◆ **Records provided**
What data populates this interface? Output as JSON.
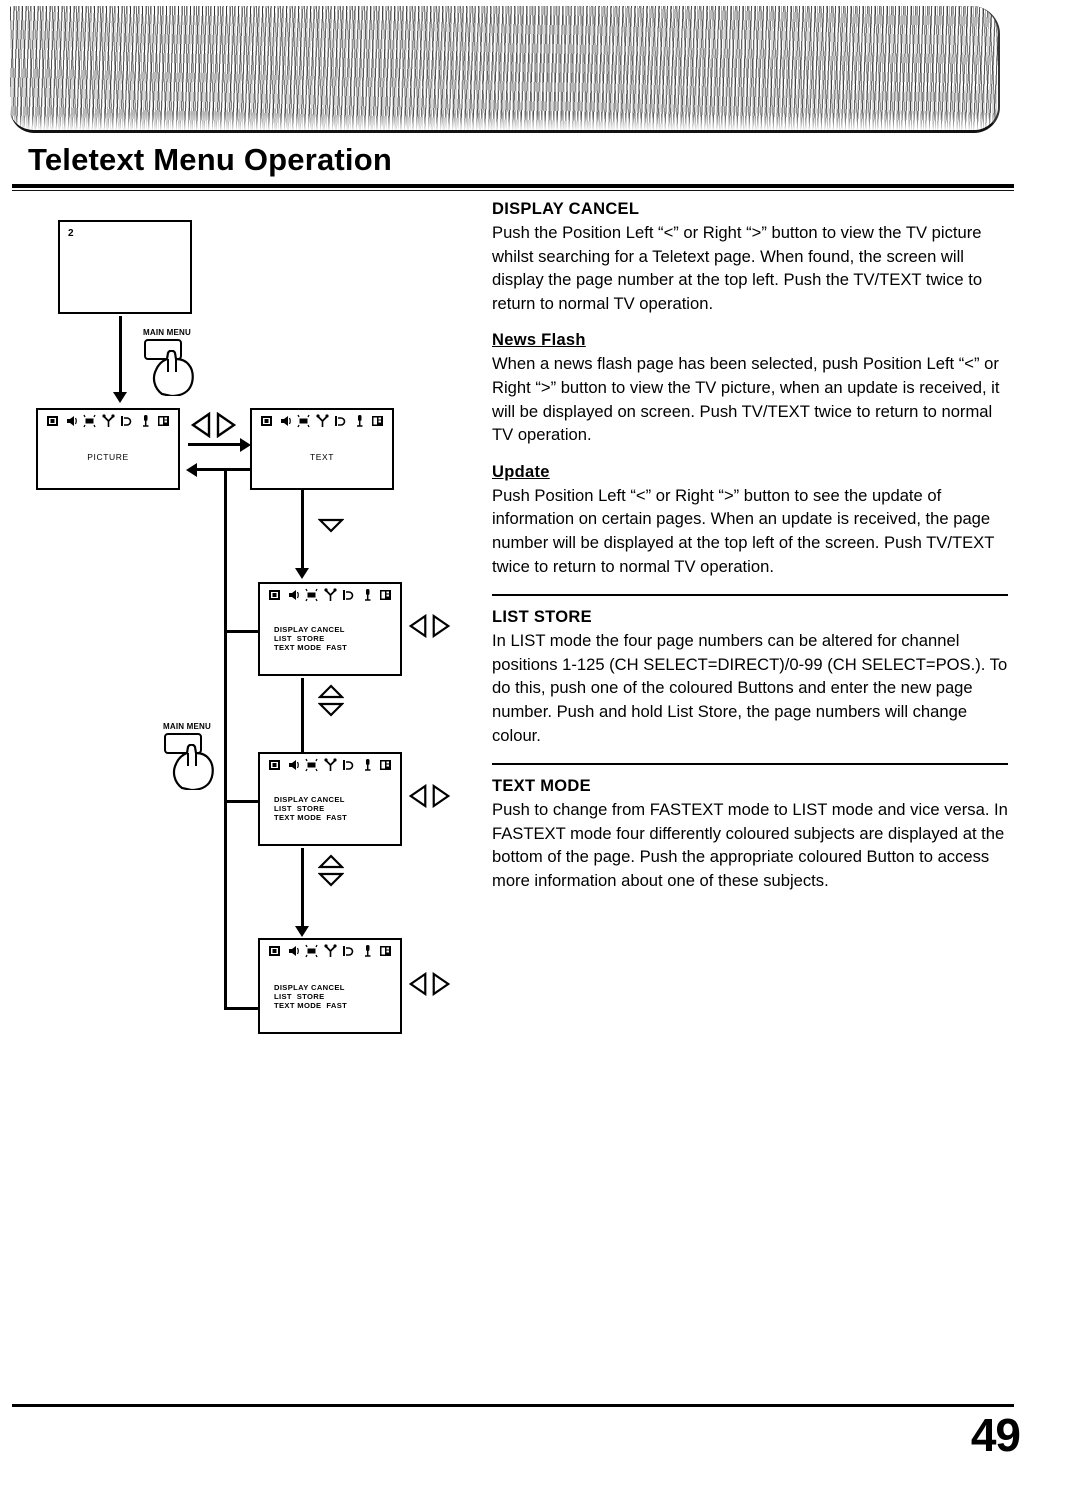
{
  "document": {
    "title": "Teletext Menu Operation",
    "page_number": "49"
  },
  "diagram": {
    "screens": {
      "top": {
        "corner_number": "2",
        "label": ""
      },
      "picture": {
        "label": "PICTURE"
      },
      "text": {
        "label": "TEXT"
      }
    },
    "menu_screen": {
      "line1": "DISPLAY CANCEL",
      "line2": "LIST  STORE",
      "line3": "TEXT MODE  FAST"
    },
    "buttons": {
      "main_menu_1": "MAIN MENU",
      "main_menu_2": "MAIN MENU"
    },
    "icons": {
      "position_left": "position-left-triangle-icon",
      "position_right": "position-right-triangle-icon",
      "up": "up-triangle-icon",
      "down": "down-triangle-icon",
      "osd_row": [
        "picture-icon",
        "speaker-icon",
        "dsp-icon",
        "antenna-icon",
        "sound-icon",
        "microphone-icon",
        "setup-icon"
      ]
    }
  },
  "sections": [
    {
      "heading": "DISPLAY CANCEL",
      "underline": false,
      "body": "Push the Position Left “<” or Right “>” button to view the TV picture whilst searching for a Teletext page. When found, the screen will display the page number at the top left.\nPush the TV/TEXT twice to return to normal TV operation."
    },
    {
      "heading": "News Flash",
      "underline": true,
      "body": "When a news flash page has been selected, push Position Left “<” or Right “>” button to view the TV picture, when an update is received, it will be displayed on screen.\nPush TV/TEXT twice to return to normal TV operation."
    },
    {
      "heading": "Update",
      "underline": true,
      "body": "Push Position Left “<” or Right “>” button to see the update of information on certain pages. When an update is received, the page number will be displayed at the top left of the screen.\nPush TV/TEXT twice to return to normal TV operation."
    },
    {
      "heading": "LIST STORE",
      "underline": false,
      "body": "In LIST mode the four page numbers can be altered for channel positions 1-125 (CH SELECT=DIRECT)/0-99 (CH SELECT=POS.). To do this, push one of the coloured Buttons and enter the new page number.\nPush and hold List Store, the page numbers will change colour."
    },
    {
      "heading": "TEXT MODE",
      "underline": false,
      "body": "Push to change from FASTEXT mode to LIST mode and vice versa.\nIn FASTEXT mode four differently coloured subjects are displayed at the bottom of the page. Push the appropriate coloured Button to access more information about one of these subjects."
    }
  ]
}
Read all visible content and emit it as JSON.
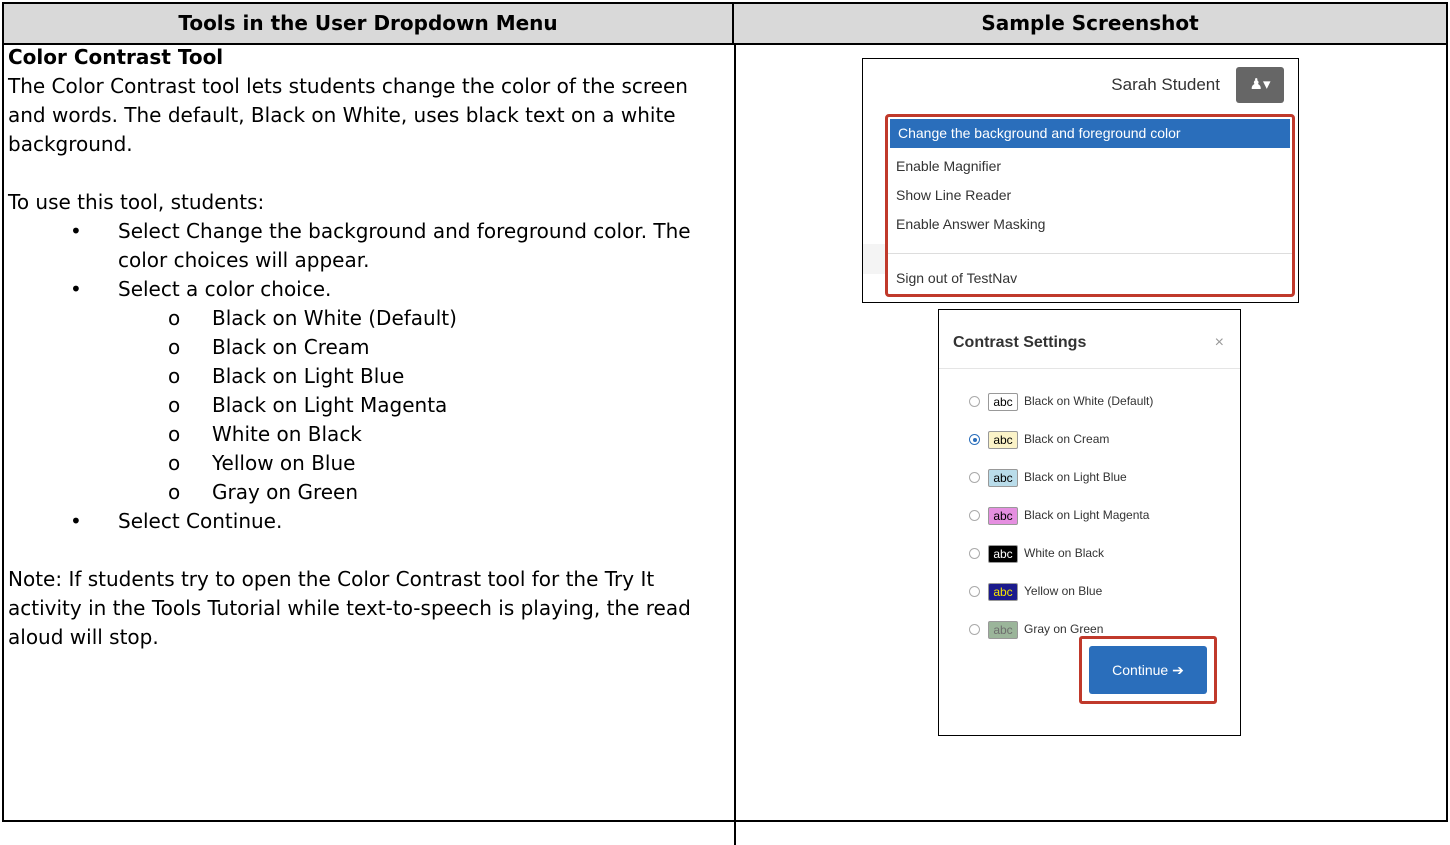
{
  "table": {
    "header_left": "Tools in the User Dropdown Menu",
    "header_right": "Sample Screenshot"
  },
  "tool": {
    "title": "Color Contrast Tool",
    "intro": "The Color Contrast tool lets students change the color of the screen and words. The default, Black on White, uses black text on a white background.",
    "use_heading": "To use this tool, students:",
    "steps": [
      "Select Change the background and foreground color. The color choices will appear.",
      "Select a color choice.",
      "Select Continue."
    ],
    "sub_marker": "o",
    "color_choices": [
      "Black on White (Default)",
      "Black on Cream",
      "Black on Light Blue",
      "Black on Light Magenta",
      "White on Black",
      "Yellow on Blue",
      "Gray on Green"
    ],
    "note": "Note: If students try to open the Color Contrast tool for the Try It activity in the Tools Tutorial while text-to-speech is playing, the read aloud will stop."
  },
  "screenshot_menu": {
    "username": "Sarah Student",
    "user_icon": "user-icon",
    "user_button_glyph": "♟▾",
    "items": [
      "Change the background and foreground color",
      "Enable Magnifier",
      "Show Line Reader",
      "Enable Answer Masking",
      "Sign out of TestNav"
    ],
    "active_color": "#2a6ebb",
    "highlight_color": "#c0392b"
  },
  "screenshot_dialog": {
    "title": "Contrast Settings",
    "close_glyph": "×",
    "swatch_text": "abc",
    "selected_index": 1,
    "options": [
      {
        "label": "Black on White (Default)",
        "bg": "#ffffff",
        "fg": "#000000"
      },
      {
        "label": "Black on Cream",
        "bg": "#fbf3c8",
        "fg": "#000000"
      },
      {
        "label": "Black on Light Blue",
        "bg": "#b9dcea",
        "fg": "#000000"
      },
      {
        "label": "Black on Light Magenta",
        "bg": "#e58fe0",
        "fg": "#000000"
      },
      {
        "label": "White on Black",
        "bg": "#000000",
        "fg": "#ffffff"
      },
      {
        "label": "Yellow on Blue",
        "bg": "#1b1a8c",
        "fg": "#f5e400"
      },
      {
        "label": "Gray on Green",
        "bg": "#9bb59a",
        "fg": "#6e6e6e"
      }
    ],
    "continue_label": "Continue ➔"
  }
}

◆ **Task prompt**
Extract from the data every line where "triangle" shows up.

◆ **Worked solution**
      "position_left": "position-left-triangle-icon",
      "position_right": "position-right-triangle-icon",
      "up": "up-triangle-icon",
      "down": "down-triangle-icon",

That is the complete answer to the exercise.